ISLAMABAD: Around half of all government primary schools in Sindh and Balochistan and 29pc in Pakistan as a whole have only one teacher each.

This was stated in the Pakistan Education Atlas 2016, which added that currently 36,408 primary schools in the country were run by one teacher each.

Pakistan is the second country after Nigeria with over six million out-of-school children. The report said there were total 124,070 primary schools in the country.

Balochistan topped the list with 54pc single-teacher schools followed by Sindh with 47pc, KP 19pc and Punjab 15pc. In Gilgit-Baltistan, which has 797 primary schools, 281 of the institutions (35pc) had only one educator each.

Interestingly, the situation in Fata was satisfactory where out of the 5,114 schools only 370 (seven per cent) had one teacher. In AJK, seven per cent of the total 4,202 schools had single teacher.

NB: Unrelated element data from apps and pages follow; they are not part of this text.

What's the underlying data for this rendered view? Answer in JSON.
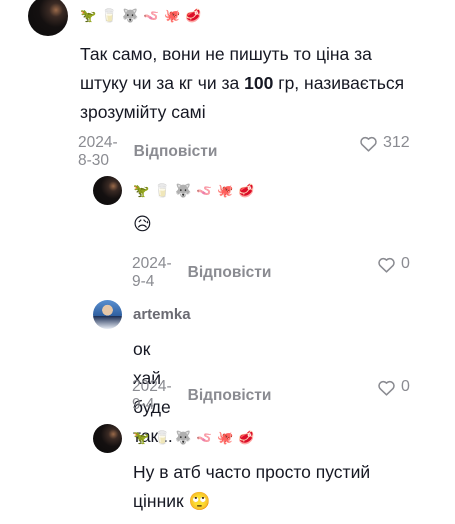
{
  "comments": [
    {
      "badges": [
        "🦖",
        "🥛",
        "🐺",
        "🪱",
        "🐙",
        "🥩"
      ],
      "text_pre": "Так само, вони не пишуть то ціна за штуку чи за кг чи за ",
      "text_bold": "100",
      "text_post": " гр, називається зрозумійту самі",
      "date": "2024-8-30",
      "reply_label": "Відповісти",
      "likes": "312"
    },
    {
      "badges": [
        "🦖",
        "🥛",
        "🐺",
        "🪱",
        "🐙",
        "🥩"
      ],
      "text": "😥",
      "date": "2024-9-4",
      "reply_label": "Відповісти",
      "likes": "0"
    },
    {
      "username": "artemka",
      "text": "ок хай буде так...",
      "date": "2024-9-4",
      "reply_label": "Відповісти",
      "likes": "0"
    },
    {
      "badges": [
        "🦖",
        "🥛",
        "🐺",
        "🪱",
        "🐙",
        "🥩"
      ],
      "text_line1": "Ну в атб часто просто пустий",
      "text_line2": "цінник 🙄"
    }
  ],
  "colors": {
    "text": "#161823",
    "muted": "#8a8b91"
  },
  "icons": {
    "like": "heart-outline-icon"
  }
}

“The quality of the process of education can be measured with the help of key indicators such as pupil-teacher ratio, pupil-classroom ratio and the availability of physical facilities,” the report stated. There are several deficiencies in these three sectors as currently the average teacher-student ratio in the country is 1:37.

South Waziristan has the ideal 1:13 teacher-student ratio as it has total 20,161 students and 1,532 teachers. But in Bajaur, there is an alarming teacher-student ratio of 1:108. The area has only 1,275 teachers for 137,148 students.

The report said Islamabad had 1:19 teacher-student ratio but sources in the Federal Directorate of Education said on the ground the situation was very different as in many schools there were only two to three teachers for over 100 students.

“This data is based on the total number of teachers and students but the problem is in rationalisation of teachers in schools which has been creating problems as many schools are under-staff and many are burdened,” said an official of the FDE, who requested not to be named.

The Atlas, which was jointly launched by the Ministry of Federal Education and Professional Training and the United Nations World Food Programme on Tuesday, stated that school enrolment was still an area of concerns as about 22 million of the total population belonged to the age group of 5-9 and of these about 6.1 million children were out of school.

It said only 69pc of students who started Grade 1 stayed on to Grade 5. The report said currently 33pc of government schools had no drinking water while 31pc were without toilets, 43pc without electricity and 29pc had no boundary walls.

The Atlas urged the government to increase the education budget to four per cent of the budget to bringing improvement to the sector.

Speaking at the launching ceremony, Secretary Ministry of Federal Education and Professional Training Haseeb Athar said the updated, credible and detailed information in the Atlas could assist the government in making informed policy and programme for education sector.

Lola Castro, the WFP country director, said the data from the Atlas also served as a baseline for measuring progress towards the fourth Sustainable Development Goal), which aimed to ‘ensure inclusive and equitable quality education and promote lifelong learning opportunities for all.’

Speaking to Dawn, Nasir Amin, one of the authors of the Atlas, said there was a need to pay special focus to improve the quality of education and physical infrastructure in schools.

Published in Dawn, September 28th, 2016